1214697
DOI: 10.1126/science.1214697

Abstract

Weathering of uplifted continental rocks consumes CO2 and transports cations to the oceans, playing a critical role in controlling both seawater chemistry and climate. However, there are few archives of seawater chemical change that reveal shifts in global tectonic forces connecting Earth-ocean-climate processes. Here, we present a 68-million-year record of lithium isotopes in seawater (δ7LiSW) reconstructed from planktonic foraminifera. From the Paleocene (60 Ma) to Present, δ7LiSW rose 9‰, requiring large changes in continental weathering and seafloor reverse weathering consistent with increased tectonic uplift, more rapid continental denudation, increasingly incongruent continental weathering (lower chemical weathering intensity), and more rapid CO2 drawdown.

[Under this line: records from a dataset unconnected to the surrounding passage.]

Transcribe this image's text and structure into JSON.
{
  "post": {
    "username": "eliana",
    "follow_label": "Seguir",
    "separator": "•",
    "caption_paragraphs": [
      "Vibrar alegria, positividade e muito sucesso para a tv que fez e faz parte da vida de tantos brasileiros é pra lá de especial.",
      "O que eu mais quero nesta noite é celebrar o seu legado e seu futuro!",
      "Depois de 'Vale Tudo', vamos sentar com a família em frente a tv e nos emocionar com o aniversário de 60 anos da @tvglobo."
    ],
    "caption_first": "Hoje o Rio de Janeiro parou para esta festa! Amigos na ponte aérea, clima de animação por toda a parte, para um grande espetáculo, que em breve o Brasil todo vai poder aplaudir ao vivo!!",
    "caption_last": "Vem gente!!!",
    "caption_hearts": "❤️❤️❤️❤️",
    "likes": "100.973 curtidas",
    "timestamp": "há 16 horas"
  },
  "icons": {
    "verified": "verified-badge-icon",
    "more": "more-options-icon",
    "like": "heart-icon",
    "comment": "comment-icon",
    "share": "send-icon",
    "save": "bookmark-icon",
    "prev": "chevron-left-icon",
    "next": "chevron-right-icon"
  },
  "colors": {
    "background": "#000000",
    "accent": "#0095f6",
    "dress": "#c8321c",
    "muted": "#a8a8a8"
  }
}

A 5‰ drop in δ7LiSW across the Cretaceous-Paleogene boundary cannot be produced by an impactor nor by Deccan trap volcanism, suggesting large-scale continental denudation.